|Location : Lyngby / DK|
|Leader : N/A|
|Website : www.dtu.dk/English.aspx|
- Short description of the institution:
The Center for Biological Sequence Analysis has obtained important results from bioinformatics research within the past 13 years. Starting in 1993, we have been able to create one of the largest, multi-disciplinary basic research groups within bioinformatics in academia in Europe. From a quite small activity funded by minor grants in the period 1988-92, the center has grown into a large effort with more than 90 employees, and an established formal group structure in addition to in-house laboratory facilities. CBS has been funded by two five-year grants from the Danish National Research Foundation, in addition to other grants from Danish and Nordic research councils, Wallenberg, EU, NIH and industry. In all grants that CBS have had, the objectives have been met within delivery and cost schedules.
The aim and scope of the work at the center has allowed for a considerable amount of basic research in new methods and approaches. The center works in eight specialist research groups, has a highly multi-disciplinary profile (molecular biologists, biochemists, medical doctors, physicists and computer scientists) with a ratio of 2:1 of bio-to-nonbio backgrounds. The seven different subareas are each headed by a group leader: Systems Biology of Gene Expression (Group leader: Zoltan Szallasi); Protein post-translational modification (Group leader: Nikolaj Blom); Immunological bioinformatics (Group leader: Ole Lund); Molecular evolution (Group leader: Anders Gorm Pedersen); Comparative microbial genomics (Group leader: David Wayne Ussery); Chemoinformatics (Group leader Svava Osk Jonsdottir); and Integrative systems biology (Group leader: Søren Brunak).
Unlike many other groups in the field of biomolecular informatics, the Center for Biological Sequence Analysis directs its research primarily towards topics related to the elucidation of the functional aspects of complex biological mechanisms. Among contemporary bioinformatics concerns are reliable computational interpretation of a wide range of experimental data, and the detailed understanding of the molecular apparatus behind cellular mechanisms of sequence information. By exploiting available experimental data and evidence in the design of algorithms, sequence correlations and other features of biological significance can be inferred.
- Description of the different units involved in the project/ Competences of the team in the project:
In addition to the computational research the center also has experimental efforts in gene expression analysis using DNA chips and data generation in relation to the physical and structural properties of DNA. This work is undertaken by the Systems Biology of Gene Expression group at CBS. In the last decade, the group has produced a large number of computational methods, which are offered to others via WWW servers. The group has worked on several different areas within gene expression studies during the last five years. They have developed a variety of methods dealing with many different aspects within both design of probes for microarrays and analysis of gene expression data.
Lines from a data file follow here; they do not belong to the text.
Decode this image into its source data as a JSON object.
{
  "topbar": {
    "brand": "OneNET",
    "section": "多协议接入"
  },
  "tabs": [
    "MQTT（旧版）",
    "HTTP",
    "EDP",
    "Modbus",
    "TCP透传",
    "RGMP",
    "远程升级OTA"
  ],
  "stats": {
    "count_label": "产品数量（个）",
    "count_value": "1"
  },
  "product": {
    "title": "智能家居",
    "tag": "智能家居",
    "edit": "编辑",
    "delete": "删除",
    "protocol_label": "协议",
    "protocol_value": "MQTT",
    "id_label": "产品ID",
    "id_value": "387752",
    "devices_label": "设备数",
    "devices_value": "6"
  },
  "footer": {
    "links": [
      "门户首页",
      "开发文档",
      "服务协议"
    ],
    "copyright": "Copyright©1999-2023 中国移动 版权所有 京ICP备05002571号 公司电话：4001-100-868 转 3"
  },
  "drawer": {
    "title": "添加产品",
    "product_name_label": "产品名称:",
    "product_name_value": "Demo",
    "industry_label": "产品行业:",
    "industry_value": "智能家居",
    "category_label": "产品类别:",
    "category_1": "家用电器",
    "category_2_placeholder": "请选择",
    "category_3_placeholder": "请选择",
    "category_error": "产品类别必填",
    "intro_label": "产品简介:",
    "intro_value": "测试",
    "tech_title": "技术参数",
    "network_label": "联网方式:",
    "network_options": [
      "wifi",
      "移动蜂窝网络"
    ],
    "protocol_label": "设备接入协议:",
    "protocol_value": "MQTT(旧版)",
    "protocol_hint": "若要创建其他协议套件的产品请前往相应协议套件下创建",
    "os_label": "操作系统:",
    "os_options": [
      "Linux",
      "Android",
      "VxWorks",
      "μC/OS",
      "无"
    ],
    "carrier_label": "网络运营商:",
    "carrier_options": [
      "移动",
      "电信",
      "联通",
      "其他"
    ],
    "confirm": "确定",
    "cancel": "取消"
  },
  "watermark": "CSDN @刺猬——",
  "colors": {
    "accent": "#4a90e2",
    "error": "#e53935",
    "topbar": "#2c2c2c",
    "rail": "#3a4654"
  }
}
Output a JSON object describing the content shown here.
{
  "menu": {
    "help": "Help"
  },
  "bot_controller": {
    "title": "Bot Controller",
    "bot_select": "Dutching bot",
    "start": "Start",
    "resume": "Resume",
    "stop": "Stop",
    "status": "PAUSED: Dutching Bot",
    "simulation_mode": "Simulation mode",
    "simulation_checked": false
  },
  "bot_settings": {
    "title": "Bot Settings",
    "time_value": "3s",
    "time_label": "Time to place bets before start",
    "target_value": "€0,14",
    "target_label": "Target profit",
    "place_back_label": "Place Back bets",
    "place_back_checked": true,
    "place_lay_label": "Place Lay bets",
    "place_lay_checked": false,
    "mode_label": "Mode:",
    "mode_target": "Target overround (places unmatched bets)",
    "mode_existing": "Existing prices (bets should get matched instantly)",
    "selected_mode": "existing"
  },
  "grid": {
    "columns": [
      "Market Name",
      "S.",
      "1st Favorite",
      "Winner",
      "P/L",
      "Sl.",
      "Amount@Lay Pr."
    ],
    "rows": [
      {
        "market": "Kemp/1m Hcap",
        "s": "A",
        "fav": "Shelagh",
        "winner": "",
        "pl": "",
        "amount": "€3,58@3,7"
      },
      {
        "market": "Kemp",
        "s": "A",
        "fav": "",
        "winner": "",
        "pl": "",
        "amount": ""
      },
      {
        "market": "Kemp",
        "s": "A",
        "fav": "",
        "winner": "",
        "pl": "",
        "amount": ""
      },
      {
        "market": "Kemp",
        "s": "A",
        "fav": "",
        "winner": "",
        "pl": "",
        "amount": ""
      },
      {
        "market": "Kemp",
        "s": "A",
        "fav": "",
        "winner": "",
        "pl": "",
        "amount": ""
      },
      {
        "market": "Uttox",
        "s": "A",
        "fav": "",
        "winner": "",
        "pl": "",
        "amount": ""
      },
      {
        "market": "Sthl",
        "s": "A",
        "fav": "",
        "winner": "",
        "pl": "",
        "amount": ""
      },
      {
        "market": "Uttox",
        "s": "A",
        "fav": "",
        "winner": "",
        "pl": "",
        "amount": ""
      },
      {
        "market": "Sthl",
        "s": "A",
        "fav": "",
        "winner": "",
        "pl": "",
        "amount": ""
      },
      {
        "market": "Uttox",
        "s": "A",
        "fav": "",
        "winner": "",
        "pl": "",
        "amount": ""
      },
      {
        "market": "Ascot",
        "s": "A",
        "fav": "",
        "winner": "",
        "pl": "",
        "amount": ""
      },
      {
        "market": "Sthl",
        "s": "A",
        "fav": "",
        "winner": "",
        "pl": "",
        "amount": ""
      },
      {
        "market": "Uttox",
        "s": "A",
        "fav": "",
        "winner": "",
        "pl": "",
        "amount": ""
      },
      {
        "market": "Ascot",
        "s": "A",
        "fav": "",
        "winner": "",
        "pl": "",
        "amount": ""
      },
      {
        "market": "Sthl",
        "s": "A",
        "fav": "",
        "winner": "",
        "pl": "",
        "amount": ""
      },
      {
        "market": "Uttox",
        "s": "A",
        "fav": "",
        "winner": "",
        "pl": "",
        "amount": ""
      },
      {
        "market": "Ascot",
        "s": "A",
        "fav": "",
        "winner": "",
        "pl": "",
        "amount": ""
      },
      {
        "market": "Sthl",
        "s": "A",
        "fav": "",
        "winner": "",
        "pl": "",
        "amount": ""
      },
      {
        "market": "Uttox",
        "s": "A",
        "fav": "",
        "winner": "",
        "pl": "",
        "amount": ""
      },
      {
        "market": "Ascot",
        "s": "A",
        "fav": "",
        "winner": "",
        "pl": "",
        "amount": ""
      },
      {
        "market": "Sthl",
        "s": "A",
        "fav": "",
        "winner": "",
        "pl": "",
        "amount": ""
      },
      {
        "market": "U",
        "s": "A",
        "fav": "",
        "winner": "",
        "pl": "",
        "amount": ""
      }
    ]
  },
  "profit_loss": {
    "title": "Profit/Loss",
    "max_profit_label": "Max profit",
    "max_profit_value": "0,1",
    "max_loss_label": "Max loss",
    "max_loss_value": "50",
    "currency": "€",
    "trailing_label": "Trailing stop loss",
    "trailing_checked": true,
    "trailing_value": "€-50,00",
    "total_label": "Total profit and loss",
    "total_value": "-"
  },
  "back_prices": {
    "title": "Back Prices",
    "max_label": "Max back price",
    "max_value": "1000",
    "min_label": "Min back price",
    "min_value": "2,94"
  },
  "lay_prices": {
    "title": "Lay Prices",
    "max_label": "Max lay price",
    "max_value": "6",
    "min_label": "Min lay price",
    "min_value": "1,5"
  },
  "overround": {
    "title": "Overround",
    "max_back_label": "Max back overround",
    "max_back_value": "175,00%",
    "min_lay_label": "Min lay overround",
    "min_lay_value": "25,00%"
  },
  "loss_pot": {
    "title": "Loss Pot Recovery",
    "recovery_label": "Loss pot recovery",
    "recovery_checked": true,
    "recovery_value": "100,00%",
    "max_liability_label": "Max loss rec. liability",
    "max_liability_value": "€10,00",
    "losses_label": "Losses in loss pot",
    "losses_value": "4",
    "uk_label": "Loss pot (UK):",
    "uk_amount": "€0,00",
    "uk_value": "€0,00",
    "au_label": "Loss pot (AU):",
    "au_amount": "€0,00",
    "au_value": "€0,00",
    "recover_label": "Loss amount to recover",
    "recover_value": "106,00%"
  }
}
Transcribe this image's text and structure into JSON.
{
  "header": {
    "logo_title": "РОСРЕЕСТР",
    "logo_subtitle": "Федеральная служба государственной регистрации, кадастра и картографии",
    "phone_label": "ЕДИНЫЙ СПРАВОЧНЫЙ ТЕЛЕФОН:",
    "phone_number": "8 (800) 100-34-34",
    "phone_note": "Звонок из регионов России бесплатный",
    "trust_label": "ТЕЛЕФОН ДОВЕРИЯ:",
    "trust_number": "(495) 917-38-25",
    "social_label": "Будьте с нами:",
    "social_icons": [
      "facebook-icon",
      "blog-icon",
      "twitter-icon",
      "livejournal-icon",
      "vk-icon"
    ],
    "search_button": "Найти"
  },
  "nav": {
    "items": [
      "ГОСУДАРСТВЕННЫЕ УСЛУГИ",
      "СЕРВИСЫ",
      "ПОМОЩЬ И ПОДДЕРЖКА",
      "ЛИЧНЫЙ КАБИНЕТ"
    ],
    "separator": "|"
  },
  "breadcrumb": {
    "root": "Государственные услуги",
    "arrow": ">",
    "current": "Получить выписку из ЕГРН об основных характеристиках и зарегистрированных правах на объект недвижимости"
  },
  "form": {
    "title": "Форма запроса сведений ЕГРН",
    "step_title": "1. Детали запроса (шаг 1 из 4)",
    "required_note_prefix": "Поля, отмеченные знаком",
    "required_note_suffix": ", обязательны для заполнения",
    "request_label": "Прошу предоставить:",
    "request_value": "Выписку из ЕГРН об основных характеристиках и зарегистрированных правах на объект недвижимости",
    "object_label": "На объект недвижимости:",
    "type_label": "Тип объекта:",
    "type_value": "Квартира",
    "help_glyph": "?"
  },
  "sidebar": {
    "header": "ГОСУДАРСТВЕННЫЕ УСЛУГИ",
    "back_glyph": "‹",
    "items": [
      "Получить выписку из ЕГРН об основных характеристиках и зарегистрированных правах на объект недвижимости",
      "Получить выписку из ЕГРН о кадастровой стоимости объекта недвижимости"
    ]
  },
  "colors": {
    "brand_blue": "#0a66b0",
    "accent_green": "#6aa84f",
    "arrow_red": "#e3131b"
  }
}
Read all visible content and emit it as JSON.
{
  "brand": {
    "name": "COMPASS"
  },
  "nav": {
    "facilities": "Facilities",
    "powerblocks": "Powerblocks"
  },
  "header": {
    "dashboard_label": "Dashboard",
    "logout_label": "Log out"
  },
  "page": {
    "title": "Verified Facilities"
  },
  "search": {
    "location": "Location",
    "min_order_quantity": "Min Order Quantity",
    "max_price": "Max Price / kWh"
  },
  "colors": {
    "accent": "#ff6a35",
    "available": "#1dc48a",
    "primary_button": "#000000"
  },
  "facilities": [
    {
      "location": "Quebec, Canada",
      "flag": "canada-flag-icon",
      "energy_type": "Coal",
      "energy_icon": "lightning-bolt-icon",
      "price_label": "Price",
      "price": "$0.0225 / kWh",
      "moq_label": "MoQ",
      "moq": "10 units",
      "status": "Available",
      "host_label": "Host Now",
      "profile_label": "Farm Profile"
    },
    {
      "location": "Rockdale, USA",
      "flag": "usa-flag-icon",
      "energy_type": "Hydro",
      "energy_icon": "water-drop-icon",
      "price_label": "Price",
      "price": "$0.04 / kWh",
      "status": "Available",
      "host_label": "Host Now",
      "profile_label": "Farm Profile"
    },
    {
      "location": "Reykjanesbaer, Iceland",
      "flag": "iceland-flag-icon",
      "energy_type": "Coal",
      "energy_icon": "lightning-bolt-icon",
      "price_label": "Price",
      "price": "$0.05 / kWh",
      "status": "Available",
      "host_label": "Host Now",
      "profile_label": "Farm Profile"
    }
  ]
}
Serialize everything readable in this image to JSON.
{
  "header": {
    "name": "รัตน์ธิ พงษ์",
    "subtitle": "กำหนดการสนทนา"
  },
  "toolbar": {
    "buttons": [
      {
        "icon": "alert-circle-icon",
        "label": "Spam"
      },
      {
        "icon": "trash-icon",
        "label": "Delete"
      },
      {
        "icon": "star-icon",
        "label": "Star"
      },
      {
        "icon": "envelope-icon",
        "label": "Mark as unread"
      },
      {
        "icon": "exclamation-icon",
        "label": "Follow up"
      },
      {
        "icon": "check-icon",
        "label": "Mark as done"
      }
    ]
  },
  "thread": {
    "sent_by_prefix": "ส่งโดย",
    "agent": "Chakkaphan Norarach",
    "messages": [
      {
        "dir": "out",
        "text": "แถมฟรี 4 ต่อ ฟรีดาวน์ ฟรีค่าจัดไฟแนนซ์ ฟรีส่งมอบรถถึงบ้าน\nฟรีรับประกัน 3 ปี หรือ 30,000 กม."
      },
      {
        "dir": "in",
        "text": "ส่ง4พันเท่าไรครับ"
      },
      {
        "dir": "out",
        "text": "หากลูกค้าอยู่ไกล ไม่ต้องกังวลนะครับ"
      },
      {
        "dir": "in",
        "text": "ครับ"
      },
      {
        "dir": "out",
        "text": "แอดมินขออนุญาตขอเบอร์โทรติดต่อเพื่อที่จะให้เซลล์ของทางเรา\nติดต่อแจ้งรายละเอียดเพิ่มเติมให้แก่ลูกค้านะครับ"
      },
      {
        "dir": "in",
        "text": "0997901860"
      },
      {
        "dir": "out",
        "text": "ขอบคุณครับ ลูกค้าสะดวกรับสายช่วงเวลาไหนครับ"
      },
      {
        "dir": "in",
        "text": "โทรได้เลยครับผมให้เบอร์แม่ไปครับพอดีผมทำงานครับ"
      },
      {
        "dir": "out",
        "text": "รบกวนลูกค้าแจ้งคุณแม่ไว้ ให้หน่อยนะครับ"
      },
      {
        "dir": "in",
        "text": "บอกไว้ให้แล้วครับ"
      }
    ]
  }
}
- Key persons involved in BaSysBio:
Dr. Hanne Jarmer , assistant professor, PhD in Bioinformatics, perl- and R-programming, statistical analysis of microarray data, systems biology, designing of oligos for the use in microarray studies
Dr. Christopher Workmann , assistant professor , PhD in Bioinformatics, assistant professor at CBS, perl- and R-programming, specializes within normalization and clustering of data, systems biology
Dr. Henrik Bjørn Nielsen , assistant professor, PhD in Bioinformatics, assistant professor at CBS, relevant competences: perl- and R-programming, statistical analysis of microarray data, systems biology, oligo design (OligoWiz).
Simon Rasmussen (male), PhD student, Masters in Biotechnology, enrolled as a PhD-student within bioinformatics, perl- and R-programming, analysis of microarray data